The lines of the records that include "suggested" should all be copied.

Exercise materials START

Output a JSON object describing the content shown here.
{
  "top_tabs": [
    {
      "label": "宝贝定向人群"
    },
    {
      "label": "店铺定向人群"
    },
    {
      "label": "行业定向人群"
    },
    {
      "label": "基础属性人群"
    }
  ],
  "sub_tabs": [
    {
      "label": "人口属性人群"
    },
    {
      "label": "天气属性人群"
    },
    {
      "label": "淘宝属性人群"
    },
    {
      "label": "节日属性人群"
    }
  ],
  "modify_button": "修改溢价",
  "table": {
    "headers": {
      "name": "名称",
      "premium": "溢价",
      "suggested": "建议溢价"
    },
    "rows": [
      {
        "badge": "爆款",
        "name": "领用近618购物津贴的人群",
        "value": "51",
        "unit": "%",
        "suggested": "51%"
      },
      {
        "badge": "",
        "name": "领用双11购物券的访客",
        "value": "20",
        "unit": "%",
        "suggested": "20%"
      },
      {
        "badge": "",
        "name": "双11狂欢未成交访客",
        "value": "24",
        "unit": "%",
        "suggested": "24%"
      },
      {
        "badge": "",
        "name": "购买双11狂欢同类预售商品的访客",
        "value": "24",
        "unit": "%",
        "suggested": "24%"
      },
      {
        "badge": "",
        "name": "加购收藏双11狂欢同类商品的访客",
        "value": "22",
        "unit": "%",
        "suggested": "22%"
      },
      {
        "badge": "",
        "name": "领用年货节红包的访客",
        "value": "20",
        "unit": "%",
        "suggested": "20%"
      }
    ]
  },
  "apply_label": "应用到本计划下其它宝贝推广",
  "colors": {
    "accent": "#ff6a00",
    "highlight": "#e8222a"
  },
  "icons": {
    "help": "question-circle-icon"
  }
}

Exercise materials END

### Expected output
      "suggested": "建议溢价"
        "suggested": "51%"
        "suggested": "20%"
        "suggested": "24%"
        "suggested": "24%"
        "suggested": "22%"
        "suggested": "20%"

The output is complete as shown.